Romain Chassefeyre et al, Endosome sorting promotes the formation of axonal prion protein endosomes, Science Advances (2021). DOI: 10.1126 / sciadv.abg3693.. www.science.org/doi/10.1126/sciadv.abg3693

Quote: Discovery was obtained from https://medicalxpress.com/news/2021-12-discovery-illuminates-brain-cells-die.html on December 22, 2021 for prion disease (December 22, 2021). Reveals how brain cells die in

This document is subject to copyright. No part may be reproduced without written permission, except for fair transactions for personal investigation or research purposes. Content is provided for informational purposes only.

Discovery illuminates how brain cells die in prion diseases Source link Discovery illuminates how brain cells die in prion diseases

The post Discovery illuminates how brain cells die in prion diseases appeared first on California News Times.

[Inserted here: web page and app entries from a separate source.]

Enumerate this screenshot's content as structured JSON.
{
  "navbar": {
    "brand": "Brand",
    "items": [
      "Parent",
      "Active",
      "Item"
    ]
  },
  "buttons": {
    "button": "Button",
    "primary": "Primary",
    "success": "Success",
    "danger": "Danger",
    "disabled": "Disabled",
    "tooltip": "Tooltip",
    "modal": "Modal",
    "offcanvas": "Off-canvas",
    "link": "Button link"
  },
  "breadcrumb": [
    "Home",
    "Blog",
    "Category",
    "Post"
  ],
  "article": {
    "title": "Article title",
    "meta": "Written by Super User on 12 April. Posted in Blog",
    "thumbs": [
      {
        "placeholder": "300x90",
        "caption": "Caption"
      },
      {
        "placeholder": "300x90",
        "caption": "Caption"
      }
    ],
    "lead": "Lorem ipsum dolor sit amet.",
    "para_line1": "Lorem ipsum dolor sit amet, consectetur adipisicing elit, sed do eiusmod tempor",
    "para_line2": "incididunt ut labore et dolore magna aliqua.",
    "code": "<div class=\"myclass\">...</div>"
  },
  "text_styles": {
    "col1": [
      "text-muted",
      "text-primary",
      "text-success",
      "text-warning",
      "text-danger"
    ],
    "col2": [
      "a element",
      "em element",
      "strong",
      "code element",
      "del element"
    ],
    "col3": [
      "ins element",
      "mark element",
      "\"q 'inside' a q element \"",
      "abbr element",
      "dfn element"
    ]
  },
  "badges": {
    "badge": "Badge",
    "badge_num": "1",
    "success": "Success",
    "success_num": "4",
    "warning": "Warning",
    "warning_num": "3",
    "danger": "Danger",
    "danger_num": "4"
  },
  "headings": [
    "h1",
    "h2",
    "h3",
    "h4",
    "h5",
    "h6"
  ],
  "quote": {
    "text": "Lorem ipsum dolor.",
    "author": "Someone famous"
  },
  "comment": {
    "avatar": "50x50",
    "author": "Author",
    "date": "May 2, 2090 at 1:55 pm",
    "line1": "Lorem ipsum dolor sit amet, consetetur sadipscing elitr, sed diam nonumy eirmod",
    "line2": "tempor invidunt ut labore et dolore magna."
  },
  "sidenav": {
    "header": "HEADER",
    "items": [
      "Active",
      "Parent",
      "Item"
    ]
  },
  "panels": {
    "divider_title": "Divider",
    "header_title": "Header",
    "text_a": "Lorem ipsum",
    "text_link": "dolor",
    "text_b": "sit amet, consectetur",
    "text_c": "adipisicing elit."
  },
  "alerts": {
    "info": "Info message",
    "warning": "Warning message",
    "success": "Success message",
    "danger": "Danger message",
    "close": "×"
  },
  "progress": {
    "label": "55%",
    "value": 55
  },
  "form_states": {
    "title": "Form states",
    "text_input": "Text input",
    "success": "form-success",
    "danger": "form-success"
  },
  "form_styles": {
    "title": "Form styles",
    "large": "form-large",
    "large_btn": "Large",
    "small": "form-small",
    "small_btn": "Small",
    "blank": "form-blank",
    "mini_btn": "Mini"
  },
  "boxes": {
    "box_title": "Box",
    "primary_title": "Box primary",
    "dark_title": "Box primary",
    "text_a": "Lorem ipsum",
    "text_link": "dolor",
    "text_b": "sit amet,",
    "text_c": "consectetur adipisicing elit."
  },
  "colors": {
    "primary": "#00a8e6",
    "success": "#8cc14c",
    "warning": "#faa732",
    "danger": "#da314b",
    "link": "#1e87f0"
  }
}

LEAVE A REPLY

Please enter your comment!
Please enter your name here

Share post:

Popular

More like this
Related

Open Door Mission holds ‘Super Duper Giveaway’ on Saturday – Omaha, Nebraska

Omaha, Nebraska 2022-08-14 15:55:02 – Omaha, Nebraska (KMTV) —...

FTX’s Reddit approach could be the key to taking down Coinbase

Over the last few days, the crypto-market has notably...

The New Gateway Pundit Discounts Page

In case you missed the announcement, Mike Lindell is...

Local boy remembered through 5th annual toy drive – Albuquerque, New Mexico

Albuquerque, New Mexico 2022-08-14 15:25:36 – Albuquerque, New Mexico...